I surprised Mrs G last night with the announcement that I was going to take her to see the stage version of that Les Miseryables movie. She is very excited to see this for the 35th time (and I’m not kidding, she has seen it that many times…or maybe more). As well as being excited she was also a little sad because, in her words:
I never remember to do this kind of thing for you. (Or something along these lines…it was late).
She does though, it’s just the last time she made such a gesture we weren’t able to follow through on it. For Christmas she got me tickets to watch the cricket in Birmingham, it would have been my first time at an Ashes test but in the end I didn’t go. It was within reach, and I took it away.
The reason I was unable to take my seat was because of our summer vacation to New York. Contrary to most people’s opinion of the teaching profession, Mrs G had only a window of a few weeks where we could go and visit her family. Smack bang in the middle of that were two days where I would be sitting in the sun all day, drinking beer, and watching men throw their balls at each other.
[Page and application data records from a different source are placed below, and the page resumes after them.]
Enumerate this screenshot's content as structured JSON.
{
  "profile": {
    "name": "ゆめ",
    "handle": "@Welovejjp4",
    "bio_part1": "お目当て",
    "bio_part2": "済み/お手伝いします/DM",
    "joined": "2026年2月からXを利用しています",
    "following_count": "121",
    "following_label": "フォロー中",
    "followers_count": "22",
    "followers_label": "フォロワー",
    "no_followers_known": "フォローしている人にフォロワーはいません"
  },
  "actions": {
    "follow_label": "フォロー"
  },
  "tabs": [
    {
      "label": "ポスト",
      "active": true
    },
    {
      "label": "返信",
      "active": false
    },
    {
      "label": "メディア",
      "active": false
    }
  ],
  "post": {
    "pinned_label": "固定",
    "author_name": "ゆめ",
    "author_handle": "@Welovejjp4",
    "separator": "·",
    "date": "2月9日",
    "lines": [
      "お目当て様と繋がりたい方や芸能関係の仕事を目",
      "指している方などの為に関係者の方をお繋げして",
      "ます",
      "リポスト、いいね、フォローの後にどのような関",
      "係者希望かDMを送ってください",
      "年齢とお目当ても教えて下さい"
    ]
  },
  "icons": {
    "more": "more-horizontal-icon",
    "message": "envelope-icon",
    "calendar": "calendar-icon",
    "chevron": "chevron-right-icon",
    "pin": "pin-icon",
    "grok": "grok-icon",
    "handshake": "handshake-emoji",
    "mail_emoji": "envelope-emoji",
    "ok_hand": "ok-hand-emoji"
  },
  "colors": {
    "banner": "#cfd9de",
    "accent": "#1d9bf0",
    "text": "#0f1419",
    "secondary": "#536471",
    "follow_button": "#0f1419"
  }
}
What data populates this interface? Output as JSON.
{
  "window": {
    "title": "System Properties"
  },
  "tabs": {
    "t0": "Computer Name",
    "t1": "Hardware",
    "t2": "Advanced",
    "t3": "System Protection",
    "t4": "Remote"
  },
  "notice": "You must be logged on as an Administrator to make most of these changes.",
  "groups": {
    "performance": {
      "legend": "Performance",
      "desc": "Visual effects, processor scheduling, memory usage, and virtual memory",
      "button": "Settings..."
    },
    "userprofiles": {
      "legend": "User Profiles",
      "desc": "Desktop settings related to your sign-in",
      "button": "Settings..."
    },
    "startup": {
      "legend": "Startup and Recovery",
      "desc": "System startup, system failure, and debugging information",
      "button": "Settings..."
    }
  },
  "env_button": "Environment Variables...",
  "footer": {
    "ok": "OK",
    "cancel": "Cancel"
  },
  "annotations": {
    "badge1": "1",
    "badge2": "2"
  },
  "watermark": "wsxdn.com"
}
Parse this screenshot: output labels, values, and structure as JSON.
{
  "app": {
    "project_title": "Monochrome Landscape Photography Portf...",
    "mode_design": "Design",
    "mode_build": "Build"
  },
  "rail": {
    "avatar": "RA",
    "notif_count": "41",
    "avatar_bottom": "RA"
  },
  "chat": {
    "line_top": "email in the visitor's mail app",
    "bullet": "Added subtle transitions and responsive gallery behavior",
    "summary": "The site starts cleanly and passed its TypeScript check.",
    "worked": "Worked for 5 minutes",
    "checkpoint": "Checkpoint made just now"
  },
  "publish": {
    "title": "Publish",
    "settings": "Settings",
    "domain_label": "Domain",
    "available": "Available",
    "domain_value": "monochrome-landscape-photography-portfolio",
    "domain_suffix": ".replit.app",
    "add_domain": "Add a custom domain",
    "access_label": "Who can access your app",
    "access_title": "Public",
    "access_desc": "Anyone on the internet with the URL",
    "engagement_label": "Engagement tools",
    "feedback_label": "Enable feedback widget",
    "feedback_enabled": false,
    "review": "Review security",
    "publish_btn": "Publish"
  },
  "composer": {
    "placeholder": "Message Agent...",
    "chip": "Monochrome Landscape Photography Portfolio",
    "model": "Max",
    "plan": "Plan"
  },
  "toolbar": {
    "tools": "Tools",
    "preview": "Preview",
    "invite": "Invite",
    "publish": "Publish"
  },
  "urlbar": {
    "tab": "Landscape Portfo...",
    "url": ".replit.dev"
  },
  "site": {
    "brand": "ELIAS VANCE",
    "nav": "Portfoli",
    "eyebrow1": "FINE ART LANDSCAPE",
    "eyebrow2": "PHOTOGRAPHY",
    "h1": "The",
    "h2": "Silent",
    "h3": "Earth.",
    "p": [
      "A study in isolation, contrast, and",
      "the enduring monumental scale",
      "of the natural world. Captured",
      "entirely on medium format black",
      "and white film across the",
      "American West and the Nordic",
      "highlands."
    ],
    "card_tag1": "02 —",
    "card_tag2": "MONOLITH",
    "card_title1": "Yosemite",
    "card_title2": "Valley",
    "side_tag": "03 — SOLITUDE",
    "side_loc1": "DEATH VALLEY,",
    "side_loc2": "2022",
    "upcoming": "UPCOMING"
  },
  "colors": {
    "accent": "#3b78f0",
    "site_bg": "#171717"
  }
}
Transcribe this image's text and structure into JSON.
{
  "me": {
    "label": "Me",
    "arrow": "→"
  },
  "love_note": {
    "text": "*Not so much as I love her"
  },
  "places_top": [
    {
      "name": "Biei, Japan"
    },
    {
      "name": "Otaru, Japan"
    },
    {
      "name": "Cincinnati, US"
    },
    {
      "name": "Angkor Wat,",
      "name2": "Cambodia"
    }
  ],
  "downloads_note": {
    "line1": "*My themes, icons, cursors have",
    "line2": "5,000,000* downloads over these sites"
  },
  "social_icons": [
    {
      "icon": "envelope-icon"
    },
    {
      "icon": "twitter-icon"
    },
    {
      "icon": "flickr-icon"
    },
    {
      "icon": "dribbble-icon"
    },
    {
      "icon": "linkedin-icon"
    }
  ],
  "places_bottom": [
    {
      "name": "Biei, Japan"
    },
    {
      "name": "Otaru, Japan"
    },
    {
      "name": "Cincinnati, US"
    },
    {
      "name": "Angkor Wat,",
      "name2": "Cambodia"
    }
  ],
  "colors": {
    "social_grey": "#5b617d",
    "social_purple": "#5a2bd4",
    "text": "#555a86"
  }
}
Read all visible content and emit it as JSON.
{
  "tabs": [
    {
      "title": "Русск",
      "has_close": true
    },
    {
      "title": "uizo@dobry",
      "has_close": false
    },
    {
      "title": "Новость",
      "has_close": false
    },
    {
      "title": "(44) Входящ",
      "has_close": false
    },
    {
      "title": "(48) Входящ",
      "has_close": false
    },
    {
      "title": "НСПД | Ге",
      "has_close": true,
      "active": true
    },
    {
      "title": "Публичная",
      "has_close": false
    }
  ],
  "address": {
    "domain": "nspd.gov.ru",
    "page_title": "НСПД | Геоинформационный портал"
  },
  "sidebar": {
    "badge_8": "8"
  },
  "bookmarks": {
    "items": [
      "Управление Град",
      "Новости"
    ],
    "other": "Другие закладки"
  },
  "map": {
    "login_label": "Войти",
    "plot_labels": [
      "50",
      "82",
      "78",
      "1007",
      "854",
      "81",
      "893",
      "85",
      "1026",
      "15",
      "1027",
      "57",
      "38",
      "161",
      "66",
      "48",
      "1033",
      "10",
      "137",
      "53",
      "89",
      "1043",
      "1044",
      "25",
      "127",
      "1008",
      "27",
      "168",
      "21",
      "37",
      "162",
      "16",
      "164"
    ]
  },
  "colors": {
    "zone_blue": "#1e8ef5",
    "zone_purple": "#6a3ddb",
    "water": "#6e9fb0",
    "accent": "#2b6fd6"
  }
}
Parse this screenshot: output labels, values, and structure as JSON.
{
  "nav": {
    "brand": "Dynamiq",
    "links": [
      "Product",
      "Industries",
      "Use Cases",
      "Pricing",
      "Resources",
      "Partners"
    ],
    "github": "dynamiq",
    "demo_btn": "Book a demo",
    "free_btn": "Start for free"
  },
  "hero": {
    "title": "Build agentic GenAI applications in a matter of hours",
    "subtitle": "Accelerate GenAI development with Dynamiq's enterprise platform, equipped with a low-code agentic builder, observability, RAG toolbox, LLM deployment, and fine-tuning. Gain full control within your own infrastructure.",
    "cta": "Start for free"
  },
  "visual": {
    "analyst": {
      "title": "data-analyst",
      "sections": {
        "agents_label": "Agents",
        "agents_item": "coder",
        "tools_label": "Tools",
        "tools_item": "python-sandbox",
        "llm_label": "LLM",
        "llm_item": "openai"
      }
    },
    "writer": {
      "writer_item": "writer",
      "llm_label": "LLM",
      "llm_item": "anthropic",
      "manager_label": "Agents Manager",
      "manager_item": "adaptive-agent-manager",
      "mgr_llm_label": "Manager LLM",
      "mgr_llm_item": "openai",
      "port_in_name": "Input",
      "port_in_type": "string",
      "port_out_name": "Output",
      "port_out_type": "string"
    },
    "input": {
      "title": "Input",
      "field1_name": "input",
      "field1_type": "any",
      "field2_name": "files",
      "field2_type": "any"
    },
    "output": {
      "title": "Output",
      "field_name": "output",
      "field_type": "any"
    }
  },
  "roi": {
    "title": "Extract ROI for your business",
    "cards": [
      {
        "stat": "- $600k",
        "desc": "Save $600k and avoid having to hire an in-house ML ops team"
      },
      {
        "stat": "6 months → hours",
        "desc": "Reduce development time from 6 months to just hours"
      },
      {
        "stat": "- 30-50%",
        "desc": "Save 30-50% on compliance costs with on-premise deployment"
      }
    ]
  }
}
The question then became “If I tell her I didn’t wan’t to go would it be throwing it back in her face” but the reason would be “so we can stay longer in New York”. If I had bought the tickets myself it wouldn’t have been an issue, but I found myself having to decide between cricket and my wife…and that is hard.
Despite the fact she felt disappointed that I wouldn’t be getting a face as red as the batsman’s willow we decided pass the tickets on and spend event more on another set of tickets. So it happened that one morning I was sitting eating a NY bagel (the ‘only’ kind) while watching 22 men in white run around a field for 7 hours.
Now I live in the world of hindsight it would have been great to have been there, the result was a massive victory for England. I could have said “I was there”, although only for one day because my ticket for Day 4 was not needed. Yet beforehand the result was not looking that positive. I made my decision based on the evidence I had and I still wouldn’t change it.
I could live in regret that the opportunity was taken from me (although by myself) or I could remember what happened because it was. The three weeks in America made up for a glimpse of an event that I would have been a mere spectator for. With all these lost chances there is no option to just include the experience without affecting the rest of you life.
I could have been at the cricket, or I could have taken my daughter to the zoo. Howzat.
In response to The Daily Post’s writing prompt: “Out of Reach.”
Write about the one X that got away — a person, an experience, a place you wanted to visit. How much would you change about your life to have it within reach again?
Thanks for the thought-provoking prompt, Luckyest!